Rep. Anna G. Eshoo (D-Calif.), Ranking Member of the Energy and Commerce Subcommittee on Communications and Technology, and Rep. Edward J. Markey (D-Mass.), senior member of the Energy and Commerce Committee and former chairman of the Communications, Technology and the Internet Subcommittee, released the following statements in response to the new effort announced today by the Federal Communications Commission (FCC), law enforcement agencies, and the major wireless companies to address the increasing problem of cell phone theft. A recent study by Norton indicated that one in three individuals experience cell phone loss or theft, and a Symantec study of 50 Android phones in major cities found that more than 95 percent of people who found missing phones tried to access sensitive personal information.
Last month, Rep. Markey joined Reps. Henry A. Waxman (D-Calif.) and Anna G. Eshoo (D-Calif.) in sending letters to nineteen carriers, handset manufacturers, and operating system developers seeking information on how they address cell phone theft.
"Today, theft of a cell phone means more than just having to buy a new one," said Rep. Eshoo. "Consumers are relying on their mobile devices for far more than just making calls. A cell phone in the hands of a thief could expose sensitive financial information, confidential contacts, or even a consumer's personal schedule. Imagine a criminal abducting a child because they had access to the exact time and place the parent is supposed to pick them up, or a fraudster racking up debt on stolen credit card information programmed into a mobile app. When a thief swipes a mobile device, it's a major breach of personal privacy, a threat, and can wreak havoc. The FCC's planned database takes a smart approach to mitigate theft of cell phones by utilizing the latest mobile technologies and partnering with wireless carriers."
"I commend the FCC for its leadership in coordinating this new effort to address the rising tide of mobile device theft," said Rep. Markey. "I also commend the participating wireless companies for their good corporate citizenship and commitment to protect consumers, who are too often further victimized with the theft of sensitive information located on stolen cell phones. Consumers use their mobile devices to communicate and connect, but they also should be able to permanently disconnect devices to prevent them from being further compromised.
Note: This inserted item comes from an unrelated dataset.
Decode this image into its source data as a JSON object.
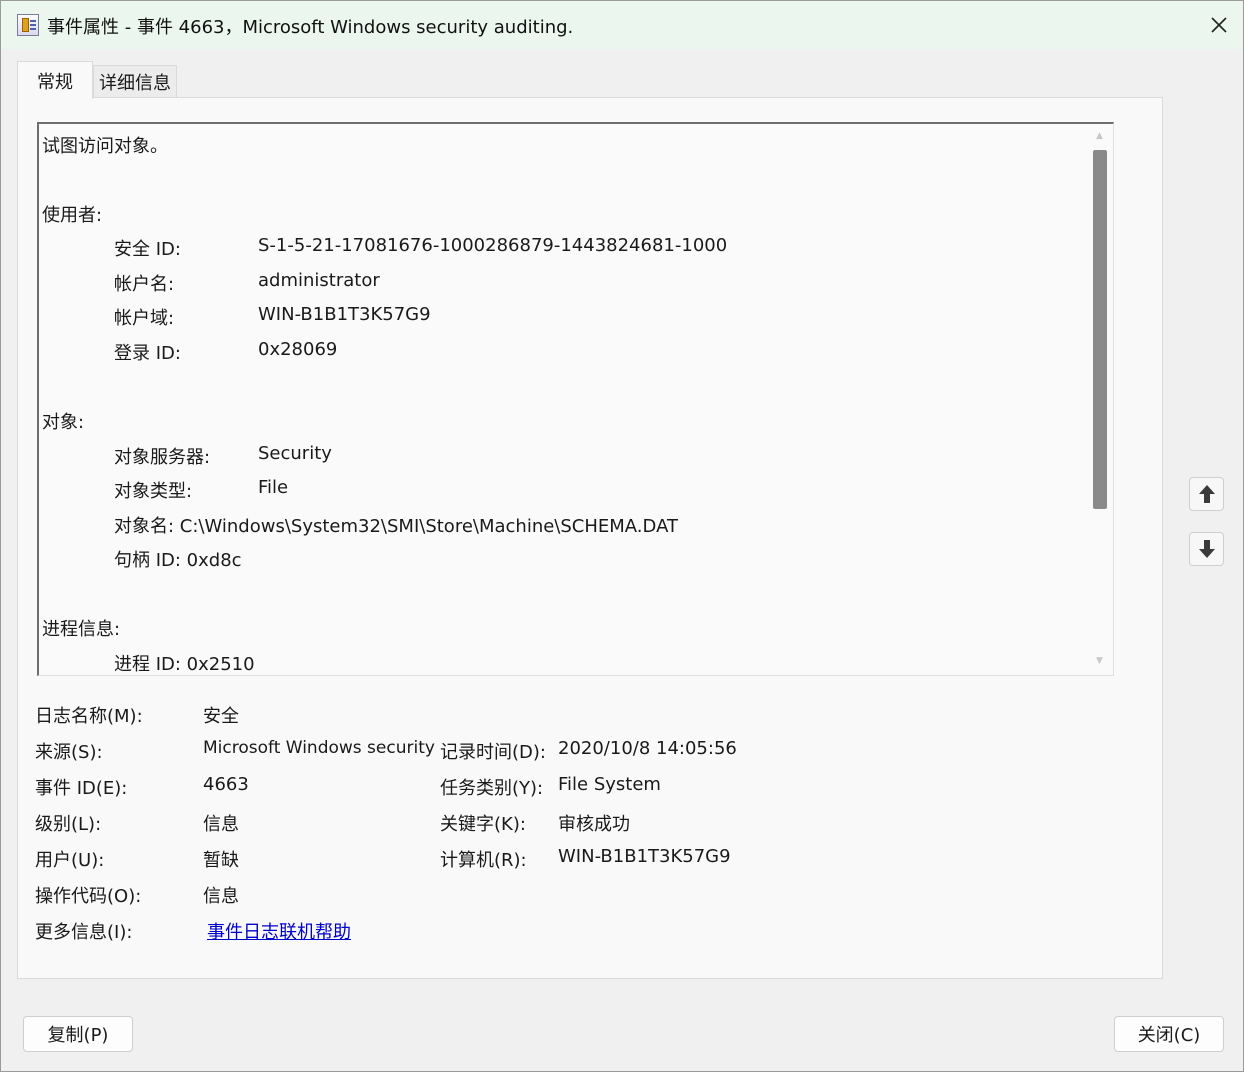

I look forward to receiving the responses from the companies we queried and continuing to work with my colleagues on this important issue."